4. No amount of foreign investment will provide enough jobs for the amount of unemployed people in Kosovo. The only way for Kosovo to maintain stability is for the EU to open its borders for an influx of foreign workers from Kosovo.

5. Islamic extremism is on the rise in Kosovo. KFOR soldiers have been attacked in Gjilan [sic: Gnjilane], Ferizaj, [sic: Urosevac] and Prizren when I was there. You just won't see or hear about it in the news. More Mosques have been built in Kosovo in the last five years than schools, roads, health clinics, and all other santitation project combined. Compliments of Muslim charities from the Middle East.

6. Mass graves of Kosovo Serbs and Roma have been found during my rotation and reported to the UN. Yet nothing has been done. Why? When we posed the question to our UN contacts in Pristina they replied: "During the transitional stage of Kosovo this would be destablizing.
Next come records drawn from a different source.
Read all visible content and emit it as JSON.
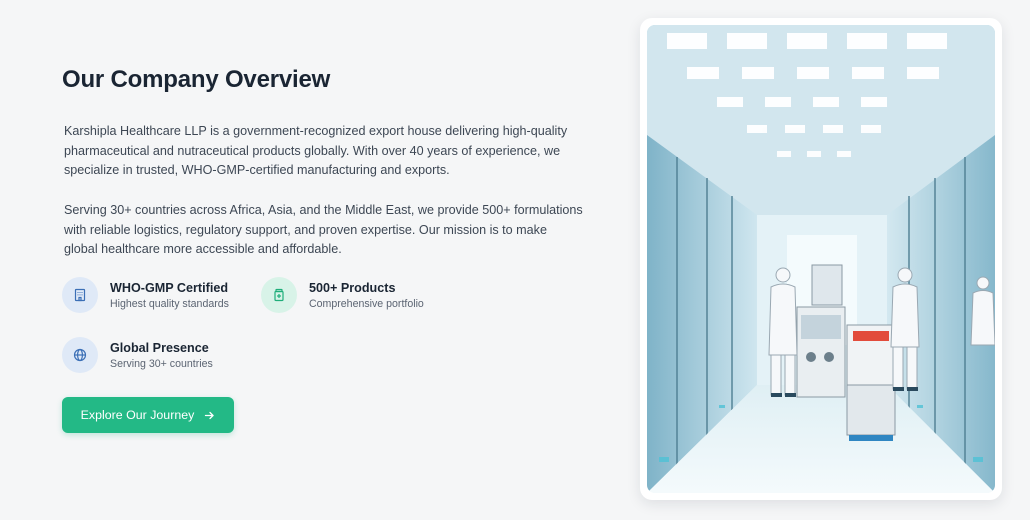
{
  "section": {
    "title": "Our Company Overview",
    "paragraphs": [
      "Karshipla Healthcare LLP is a government-recognized export house delivering high-quality pharmaceutical and nutraceutical products globally. With over 40 years of experience, we specialize in trusted, WHO-GMP-certified manufacturing and exports.",
      "Serving 30+ countries across Africa, Asia, and the Middle East, we provide 500+ formulations with reliable logistics, regulatory support, and proven expertise. Our mission is to make global healthcare more accessible and affordable."
    ]
  },
  "features": [
    {
      "title": "WHO-GMP Certified",
      "subtitle": "Highest quality standards",
      "icon": "building-icon",
      "color": "#3b6fb6"
    },
    {
      "title": "500+ Products",
      "subtitle": "Comprehensive portfolio",
      "icon": "medicine-bottle-icon",
      "color": "#1fae7a"
    },
    {
      "title": "Global Presence",
      "subtitle": "Serving 30+ countries",
      "icon": "globe-icon",
      "color": "#3b6fb6"
    }
  ],
  "cta": {
    "label": "Explore Our Journey",
    "icon": "arrow-right-icon",
    "color": "#23b986"
  },
  "image": {
    "subject": "cleanroom-manufacturing-lab-photo"
  }
}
We'll wait until there is a final resolution before we proceed." All those journalists interested in a real story...start looking in around Novo Brdo.

7. The US Government along with key EU allies never had any intention of allowing Serbia a fair opportunity to negotiate with the Kosovar provisional government on the possibilities of a workable settlement that might have been permanent. I was party to a couple of meetings where US Government officials point blank told the Kosovar representatives that no matter what, the US will support independence and that going to these conferences in Vienna were just to give a favorable impression on the world opinion.

These are the facts. Some people might be outraged and some might be supprised [sic] however it really doesn't matter in the final analysis of all things considered. Superpowers will do what they want.

Kosovo independence will do nothing for stability of the region, in fact, the opposite will occur.

The Kosovar Albanians are now joyous they will have a new nation but, when all the partying ends and the dust clears, all that will exist is another backward, poverty stricken, underdeveloped, internationally protected country in an area of hostile neighbors thats todays news story and tomorrows breeding ground for extremism and resentment.

There you have it. The Empire-sponsored "Republic of Kosovo" is a crime, but also a mistake.